Taking video notes

Whilst supporting in a GCSE RE lesson on Monday I saw a great little strategy to help students take notes whilst watching a video clip.

Often when viewing a video clip in a lesson, many students struggle to write all the useful information down. In addition, many will miss important visual points whilst they have their head down writing. The strategy below enables all the relevant information to be recorded and then shared within small groups.


Working in a group of four, decide who will be student A, B, C and D

Student A – Write down what you see

Student B – Write down what you hear

Student C – Write down relevant facts 

Student D – Write down something you didn’t know before

Once the video has finished, share your ideas with each other.

I liked the way that this strategy focused the students note taking and ensured that they also had time to watch the video without spending the whole time scribbling notes. 


Teachers TV archive taken over

A new organisation has been set up by the people who ran Teachers TV. Teachers Media will give full access to the archive of 3,500 videos that were on the Teachers TV website before it was closed down.

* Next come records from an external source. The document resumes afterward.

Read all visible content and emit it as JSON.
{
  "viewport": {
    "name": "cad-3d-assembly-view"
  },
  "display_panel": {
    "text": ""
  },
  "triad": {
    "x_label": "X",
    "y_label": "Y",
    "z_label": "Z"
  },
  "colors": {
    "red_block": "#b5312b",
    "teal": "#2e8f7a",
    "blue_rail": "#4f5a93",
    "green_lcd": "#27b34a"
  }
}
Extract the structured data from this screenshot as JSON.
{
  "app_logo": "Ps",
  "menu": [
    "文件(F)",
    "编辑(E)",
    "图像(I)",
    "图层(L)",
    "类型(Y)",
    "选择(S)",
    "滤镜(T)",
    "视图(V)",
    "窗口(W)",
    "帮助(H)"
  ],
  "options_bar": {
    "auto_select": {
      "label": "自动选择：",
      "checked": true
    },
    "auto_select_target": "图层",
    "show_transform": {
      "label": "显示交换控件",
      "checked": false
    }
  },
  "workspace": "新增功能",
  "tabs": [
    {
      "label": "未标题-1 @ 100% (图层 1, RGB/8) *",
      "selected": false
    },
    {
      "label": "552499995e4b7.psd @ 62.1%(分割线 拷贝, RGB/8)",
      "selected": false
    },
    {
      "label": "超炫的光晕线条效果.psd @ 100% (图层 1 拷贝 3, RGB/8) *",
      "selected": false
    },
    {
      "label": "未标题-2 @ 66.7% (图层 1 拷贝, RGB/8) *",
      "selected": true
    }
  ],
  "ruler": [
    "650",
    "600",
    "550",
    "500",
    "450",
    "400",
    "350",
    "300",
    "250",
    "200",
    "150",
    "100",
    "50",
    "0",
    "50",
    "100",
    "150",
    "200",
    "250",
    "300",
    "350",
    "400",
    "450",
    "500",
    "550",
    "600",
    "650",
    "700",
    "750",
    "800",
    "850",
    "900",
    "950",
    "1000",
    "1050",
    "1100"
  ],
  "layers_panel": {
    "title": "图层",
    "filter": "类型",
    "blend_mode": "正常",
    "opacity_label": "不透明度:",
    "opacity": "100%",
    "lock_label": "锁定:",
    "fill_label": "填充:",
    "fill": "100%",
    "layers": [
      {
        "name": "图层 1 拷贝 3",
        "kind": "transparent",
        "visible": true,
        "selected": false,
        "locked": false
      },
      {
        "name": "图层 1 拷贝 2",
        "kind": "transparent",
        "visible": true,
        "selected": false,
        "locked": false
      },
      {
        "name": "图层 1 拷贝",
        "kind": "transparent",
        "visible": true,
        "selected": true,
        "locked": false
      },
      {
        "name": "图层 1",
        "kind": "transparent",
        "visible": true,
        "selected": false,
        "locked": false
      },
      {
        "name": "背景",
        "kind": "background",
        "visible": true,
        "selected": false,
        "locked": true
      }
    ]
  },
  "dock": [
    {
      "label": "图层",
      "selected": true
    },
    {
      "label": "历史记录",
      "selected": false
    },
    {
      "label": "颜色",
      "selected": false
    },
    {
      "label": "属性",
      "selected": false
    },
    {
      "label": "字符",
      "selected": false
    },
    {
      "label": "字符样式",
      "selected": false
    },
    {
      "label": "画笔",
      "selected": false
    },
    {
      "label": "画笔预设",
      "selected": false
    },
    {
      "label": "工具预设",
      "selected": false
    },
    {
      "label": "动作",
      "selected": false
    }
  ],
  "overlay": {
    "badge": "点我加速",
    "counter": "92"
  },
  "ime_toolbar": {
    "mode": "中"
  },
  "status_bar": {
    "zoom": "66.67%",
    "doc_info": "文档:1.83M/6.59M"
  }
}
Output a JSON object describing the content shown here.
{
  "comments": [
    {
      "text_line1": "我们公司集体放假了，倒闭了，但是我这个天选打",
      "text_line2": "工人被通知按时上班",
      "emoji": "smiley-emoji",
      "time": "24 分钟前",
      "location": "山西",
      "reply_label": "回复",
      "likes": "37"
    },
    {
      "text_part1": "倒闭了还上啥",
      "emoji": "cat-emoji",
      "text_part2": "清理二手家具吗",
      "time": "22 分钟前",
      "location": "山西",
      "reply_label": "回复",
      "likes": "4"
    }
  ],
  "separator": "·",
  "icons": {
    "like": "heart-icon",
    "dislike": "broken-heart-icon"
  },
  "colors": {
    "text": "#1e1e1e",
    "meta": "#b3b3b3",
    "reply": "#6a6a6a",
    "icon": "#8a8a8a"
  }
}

These should become available in the next two weeks.
On Teachers Media you will be able to:
  • Stream all the 3500 Teachers TV videos at the highest quality
  • Easily search and navigate the Teachers TV archive
  • Access and download documents and other resources linked to the videos
  • Use the popular Behaviour Challenge interactive training tool

These resources will continue to be free of charge. This is great news.

1930s Propaganda films go online

A series of British propaganda films from the 1930s and 1940s have put online for the first time by the British Council.

The films are being uploaded gradually, with the first 13 now available to view, with a further 145 or so being digitalised and uploaded evetually as part of the project.

One of the films online already, shows the 1945 General Election. Filmed in Kettering, it shows the Tory John Profumo standing for re-election.

The films can be viewed here then selecting the ‘digitalised films’ tab on the left of the screen

Source: http://www.channel4.com/news/british-council-put-1930s-and-1940s-films-online

How to download videos from You Tube

Videos on YouTube and similar sites are flash video files with the extension .flv. These files can be downloaded onto a hard drive and watched via a flv player, or converted into alternative formats. This allows you to use suitable clips even if YouTube is blocked at school.
There are several websites that provide a download service for videos from YouTube, Google Video and similar sites. Typically they ask you to enter the URL of the video, then provide a link for a downloadable file. The downloadable file is often called get_video.htm and will need renaming with the extension flv. Sites that currently offer this service include http://www.leechvideo.com/, http://keepvid.com/,  http://www.downloadfromyoutube.com/  and http://www.xilisoft.com/download-youtube-video.html

The downloaded files can be played on an FLV viewer such as the one downloadable from http://applian.com/flvplayer/index2a.php  or http://flv-player.net/

It is possible to convert flv video into most other video formats. Free programs have been developed for this purpose, such as the ones available from http://www.brothersoft.com/downloads/flv-to-mpeg.htmlhttp://www.rivavx.com/?encoder  and http://www.freedownloadmanager.org/downloads/flv_to_mpg_software/

Thanks to the HA for this information

Schools within schools – a way to implement KS3 changes?

Bishop’s Park College in Clacton-on-Sea is divided into three schools, with school leaders, staff and students all benefiting from a personalised approach.

Headteacher Mike Davies explains how this approach allows staff to get to know their pupils, with each small school teaching a maximum of 300 students.

KS3 pupils work on themed projects for four days, with a master class on Fridays. One day a week pupils have access to clubs, freeing up time for staff CPD.

New staff find it rewarding to use their key skills in other areas, whilst pupils feel inspired by staff that understand them.

View the video at: http://www.teachers.tv/video/22948

Curriculum developments – video resources

As well as being a place for people to post videos of family celebrations, people falling off trampolines and surprisingly good singers as featured on TV talent shows, it is also the home to some very useful training materials for teachers. I have posted a selection of You Tube channels that I have found useful. They feature a wide range of videos, which can often save you trawling through mountains of paperwork.

QCA Online Channel: http://www.youtube.com/user/QCAOnline

QCA National Curriculum Channel: http://www.youtube.com/user/QCAnatcurriculum

DCSF Channel: http://www.youtube.com/user/DCSFgovUK